» TASK DIRECTIONS: The listing below should be printed exactly, every line of it. Skip the pictures.

» GIVEN DATA:
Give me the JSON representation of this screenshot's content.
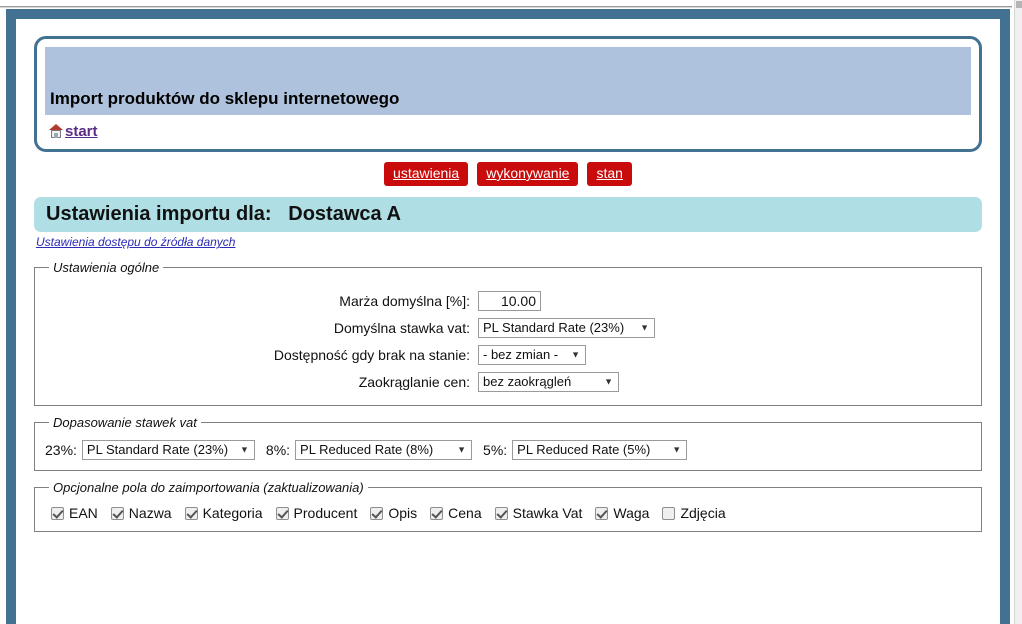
{
  "header": {
    "app_title": "Import produktów do sklepu internetowego",
    "home_icon": "home-icon",
    "start_label": "start"
  },
  "nav": {
    "buttons": [
      {
        "label": "ustawienia"
      },
      {
        "label": "wykonywanie"
      },
      {
        "label": "stan"
      }
    ]
  },
  "content": {
    "settings_title": "Ustawienia importu dla:   Dostawca A",
    "source_settings_link": "Ustawienia dostępu do źródła danych"
  },
  "general": {
    "legend": "Ustawienia ogólne",
    "rows": [
      {
        "label": "Marża domyślna [%]:",
        "value": "10.00",
        "type": "text"
      },
      {
        "label": "Domyślna stawka vat:",
        "value": "PL Standard Rate (23%)",
        "type": "select"
      },
      {
        "label": "Dostępność gdy brak na stanie:",
        "value": "- bez zmian -",
        "type": "select"
      },
      {
        "label": "Zaokrąglanie cen:",
        "value": "bez zaokrągleń",
        "type": "select"
      }
    ]
  },
  "vat_matching": {
    "legend": "Dopasowanie stawek vat",
    "items": [
      {
        "label": "23%:",
        "value": "PL Standard Rate (23%)"
      },
      {
        "label": "8%:",
        "value": "PL Reduced Rate (8%)"
      },
      {
        "label": "5%:",
        "value": "PL Reduced Rate (5%)"
      }
    ]
  },
  "optional_fields": {
    "legend": "Opcjonalne pola do zaimportowania (zaktualizowania)",
    "items": [
      {
        "label": "EAN",
        "checked": true
      },
      {
        "label": "Nazwa",
        "checked": true
      },
      {
        "label": "Kategoria",
        "checked": true
      },
      {
        "label": "Producent",
        "checked": true
      },
      {
        "label": "Opis",
        "checked": true
      },
      {
        "label": "Cena",
        "checked": true
      },
      {
        "label": "Stawka Vat",
        "checked": true
      },
      {
        "label": "Waga",
        "checked": true
      },
      {
        "label": "Zdjęcia",
        "checked": false
      }
    ]
  },
  "colors": {
    "frame": "#427191",
    "banner": "#afc2dd",
    "title_bar": "#afdfe4",
    "nav_button": "#c90b0b",
    "link": "#5a2c86"
  },
  "caret_glyph": "▼"
}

» PROBLEM SOLUTION:
Give me the JSON representation of this screenshot's content.
{
  "header": {
    "app_title": "Import produktów do sklepu internetowego",
    "home_icon": "home-icon",
    "start_label": "start"
  },
  "nav": {
    "buttons": [
      {
        "label": "ustawienia"
      },
      {
        "label": "wykonywanie"
      },
      {
        "label": "stan"
      }
    ]
  },
  "content": {
    "settings_title": "Ustawienia importu dla:   Dostawca A",
    "source_settings_link": "Ustawienia dostępu do źródła danych"
  },
  "general": {
    "legend": "Ustawienia ogólne",
    "rows": [
      {
        "label": "Marża domyślna [%]:",
        "value": "10.00",
        "type": "text"
      },
      {
        "label": "Domyślna stawka vat:",
        "value": "PL Standard Rate (23%)",
        "type": "select"
      },
      {
        "label": "Dostępność gdy brak na stanie:",
        "value": "- bez zmian -",
        "type": "select"
      },
      {
        "label": "Zaokrąglanie cen:",
        "value": "bez zaokrągleń",
        "type": "select"
      }
    ]
  },
  "vat_matching": {
    "legend": "Dopasowanie stawek vat",
    "items": [
      {
        "label": "23%:",
        "value": "PL Standard Rate (23%)"
      },
      {
        "label": "8%:",
        "value": "PL Reduced Rate (8%)"
      },
      {
        "label": "5%:",
        "value": "PL Reduced Rate (5%)"
      }
    ]
  },
  "optional_fields": {
    "legend": "Opcjonalne pola do zaimportowania (zaktualizowania)",
    "items": [
      {
        "label": "EAN",
        "checked": true
      },
      {
        "label": "Nazwa",
        "checked": true
      },
      {
        "label": "Kategoria",
        "checked": true
      },
      {
        "label": "Producent",
        "checked": true
      },
      {
        "label": "Opis",
        "checked": true
      },
      {
        "label": "Cena",
        "checked": true
      },
      {
        "label": "Stawka Vat",
        "checked": true
      },
      {
        "label": "Waga",
        "checked": true
      },
      {
        "label": "Zdjęcia",
        "checked": false
      }
    ]
  },
  "colors": {
    "frame": "#427191",
    "banner": "#afc2dd",
    "title_bar": "#afdfe4",
    "nav_button": "#c90b0b",
    "link": "#5a2c86"
  },
  "caret_glyph": "▼"
}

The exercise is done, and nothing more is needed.